New article on Incentives and tournaments in public organizations

My new paper on tournaments and incentives is now available under Advance Access at Perspectives on Public Management and Governance. Here’s the abstract:

Advances in economic theory help us rethink the traditional public administration concern for accountability and performance in government. Reforms in government have concentrated on organizational designs that flow from piece-rate approaches to employee compensation, but they have largely ignored the prospects for incentive-compatibility within traditional personnel systems. There are important reasons to believe that competitive tournaments in public organization hierarchies, perhaps implemented in promotion systems, could be more effective than the pay-for-performance systems often called for in traditional principal-agent approaches, and therefore can be a useful component of the design of bureaucracies. More importantly, knowledge about tournaments in organizations helps us reconsider key institutional features of public bureaucracies.

Incentives, perquisites, and the real cost of education

From the NYT:

Compensation for the heads of some elite private K-12 schools in New York City is nearing $1 million.

Much in the city’s private school world can seem beyond the norm: the tuition and fees (topping $50,000 a year), the kindergarten application process (interviews for 4-year-olds), the facilities (climbing walls). And so too executive compensation that exceeds the pay of many college presidents.
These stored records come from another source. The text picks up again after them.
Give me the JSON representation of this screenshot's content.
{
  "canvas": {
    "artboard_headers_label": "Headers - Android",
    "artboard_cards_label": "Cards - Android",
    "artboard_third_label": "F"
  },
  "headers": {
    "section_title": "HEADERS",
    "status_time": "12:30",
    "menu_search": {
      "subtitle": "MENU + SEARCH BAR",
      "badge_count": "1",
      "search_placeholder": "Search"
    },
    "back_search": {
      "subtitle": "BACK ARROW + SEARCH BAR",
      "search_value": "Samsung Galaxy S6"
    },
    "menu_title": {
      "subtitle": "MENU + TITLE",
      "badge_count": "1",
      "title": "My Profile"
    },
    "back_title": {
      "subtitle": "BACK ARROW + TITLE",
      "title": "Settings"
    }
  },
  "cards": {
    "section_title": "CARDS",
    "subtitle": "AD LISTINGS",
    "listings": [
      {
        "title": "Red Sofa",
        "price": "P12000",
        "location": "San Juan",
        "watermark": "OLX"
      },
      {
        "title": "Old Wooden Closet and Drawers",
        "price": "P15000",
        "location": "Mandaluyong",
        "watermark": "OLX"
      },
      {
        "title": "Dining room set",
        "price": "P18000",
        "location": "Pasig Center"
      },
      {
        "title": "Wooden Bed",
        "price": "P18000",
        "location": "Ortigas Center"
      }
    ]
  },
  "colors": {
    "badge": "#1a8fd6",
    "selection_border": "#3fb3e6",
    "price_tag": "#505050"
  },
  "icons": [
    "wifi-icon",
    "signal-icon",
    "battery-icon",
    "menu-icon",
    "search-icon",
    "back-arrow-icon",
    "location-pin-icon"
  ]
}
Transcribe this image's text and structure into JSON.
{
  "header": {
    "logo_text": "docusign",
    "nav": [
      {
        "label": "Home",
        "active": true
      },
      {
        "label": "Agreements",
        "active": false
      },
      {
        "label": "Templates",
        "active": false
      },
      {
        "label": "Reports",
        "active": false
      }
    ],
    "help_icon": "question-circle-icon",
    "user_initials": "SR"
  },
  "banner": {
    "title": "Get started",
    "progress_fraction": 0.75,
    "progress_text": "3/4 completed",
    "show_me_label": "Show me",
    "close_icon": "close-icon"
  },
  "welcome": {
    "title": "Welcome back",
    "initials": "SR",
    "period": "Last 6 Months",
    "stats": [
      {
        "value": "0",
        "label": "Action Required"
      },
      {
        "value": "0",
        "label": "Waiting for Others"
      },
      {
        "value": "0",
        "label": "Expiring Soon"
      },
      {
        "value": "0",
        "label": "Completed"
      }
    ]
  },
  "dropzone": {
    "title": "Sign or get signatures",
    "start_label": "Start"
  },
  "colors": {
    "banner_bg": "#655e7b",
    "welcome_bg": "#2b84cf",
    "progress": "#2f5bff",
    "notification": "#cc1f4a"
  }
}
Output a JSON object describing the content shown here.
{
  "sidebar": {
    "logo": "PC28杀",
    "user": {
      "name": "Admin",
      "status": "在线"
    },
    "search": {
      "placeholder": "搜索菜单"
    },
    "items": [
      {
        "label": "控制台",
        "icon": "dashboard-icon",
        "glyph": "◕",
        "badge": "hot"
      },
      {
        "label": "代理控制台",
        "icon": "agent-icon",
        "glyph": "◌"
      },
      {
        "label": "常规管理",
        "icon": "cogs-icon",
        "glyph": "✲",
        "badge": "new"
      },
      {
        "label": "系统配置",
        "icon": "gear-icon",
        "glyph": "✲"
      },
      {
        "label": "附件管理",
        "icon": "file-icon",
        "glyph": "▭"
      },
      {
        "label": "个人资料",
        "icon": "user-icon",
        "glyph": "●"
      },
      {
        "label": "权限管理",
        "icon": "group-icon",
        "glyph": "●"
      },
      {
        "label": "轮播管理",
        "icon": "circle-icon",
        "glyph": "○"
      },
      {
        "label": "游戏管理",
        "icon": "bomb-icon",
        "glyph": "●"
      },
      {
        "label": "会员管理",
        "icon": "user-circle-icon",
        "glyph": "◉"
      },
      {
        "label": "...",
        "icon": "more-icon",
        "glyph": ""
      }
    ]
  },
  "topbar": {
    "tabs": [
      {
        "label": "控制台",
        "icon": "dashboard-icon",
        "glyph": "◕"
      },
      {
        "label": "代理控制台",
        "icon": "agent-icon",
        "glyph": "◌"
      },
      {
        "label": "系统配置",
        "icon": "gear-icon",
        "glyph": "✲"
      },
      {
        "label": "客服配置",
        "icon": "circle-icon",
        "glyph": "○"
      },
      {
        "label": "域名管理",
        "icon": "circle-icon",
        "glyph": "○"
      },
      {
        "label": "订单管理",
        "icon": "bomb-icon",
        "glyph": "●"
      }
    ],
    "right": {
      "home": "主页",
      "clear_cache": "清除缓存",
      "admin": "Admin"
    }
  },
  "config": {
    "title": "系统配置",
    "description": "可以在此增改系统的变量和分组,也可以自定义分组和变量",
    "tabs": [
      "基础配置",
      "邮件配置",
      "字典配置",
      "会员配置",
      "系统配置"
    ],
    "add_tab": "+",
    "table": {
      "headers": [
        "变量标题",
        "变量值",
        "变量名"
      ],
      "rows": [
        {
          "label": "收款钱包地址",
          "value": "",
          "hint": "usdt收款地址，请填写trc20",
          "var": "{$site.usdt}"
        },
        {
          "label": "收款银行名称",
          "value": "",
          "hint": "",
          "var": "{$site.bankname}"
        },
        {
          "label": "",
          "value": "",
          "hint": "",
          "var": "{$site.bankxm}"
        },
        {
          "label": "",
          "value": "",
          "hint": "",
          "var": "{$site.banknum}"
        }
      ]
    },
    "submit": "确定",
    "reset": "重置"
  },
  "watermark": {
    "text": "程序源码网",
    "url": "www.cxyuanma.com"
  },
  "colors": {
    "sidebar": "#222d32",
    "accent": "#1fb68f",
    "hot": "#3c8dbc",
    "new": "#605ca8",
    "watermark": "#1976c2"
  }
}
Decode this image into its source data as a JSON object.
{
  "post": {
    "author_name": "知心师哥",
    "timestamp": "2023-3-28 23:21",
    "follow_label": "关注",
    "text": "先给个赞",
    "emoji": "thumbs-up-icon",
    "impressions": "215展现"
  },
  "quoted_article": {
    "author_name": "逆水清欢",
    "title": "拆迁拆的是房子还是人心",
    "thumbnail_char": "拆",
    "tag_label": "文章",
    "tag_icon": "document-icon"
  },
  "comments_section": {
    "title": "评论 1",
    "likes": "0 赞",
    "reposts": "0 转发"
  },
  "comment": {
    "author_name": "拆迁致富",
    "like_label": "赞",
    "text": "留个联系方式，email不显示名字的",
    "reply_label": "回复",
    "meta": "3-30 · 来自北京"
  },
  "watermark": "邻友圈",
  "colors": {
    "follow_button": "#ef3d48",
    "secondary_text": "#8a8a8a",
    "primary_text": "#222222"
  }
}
Incentives and tournaments in public organizations

I’m pleased to announce that my new paper on tournaments and incentives will appear in Perspectives on Public Management and Governance. Here’s an abstract:

Advances in economic theory help us rethink the traditional public administration concern for accountability and performance in government. Reforms in government have concentrated on organizational designs that flow from piece-rate approaches to employee compensation, but they have largely ignored the prospects for incentive-compatibility within traditional personnel systems. There are important reasons to believe that competitive tournaments in public organization hierarchies, perhaps implemented in promotion systems, could be more effective than the pay-for-performance systems often called for in traditional principal-agent approaches, and therefore can be a useful component of the design of bureaucracies. More importantly, knowledge about tournaments in organizations helps us reconsider key institutional features of public bureaucracies.

Please reach out to me at aw@uga.edu if you would like a preprint.

Is regulation scholarship in crisis?

Martin Lodge of CARR at the London School of Economics and Political Science has assembled a great group of papers on the question of whether regulation scholarship is in crisis given recent events in a number of countries. Gary Miller and I contributed a small piece that describes what our recent Cambridge University Press book Above Politics: Bureaucratic Discretion and Credible Commitment has to say on the matter. You can find the entire document online at this link.

New commentary for Osservatorio AIR

Gary Miller and I have written a short description of our recent Cambridge University Press book Above Politics: Bureaucratic Discretion and Credible Commitment. It is posted on the site of Osservatorio AIR, a center in Rome that specializes in research and studies on impact assessment, simplification, transparency, and participation as ways of improving regulation. The description can be found at http://www.osservatorioair.it/research-note-above-politics-bureaucratic-discretion-and-credible-commitment/.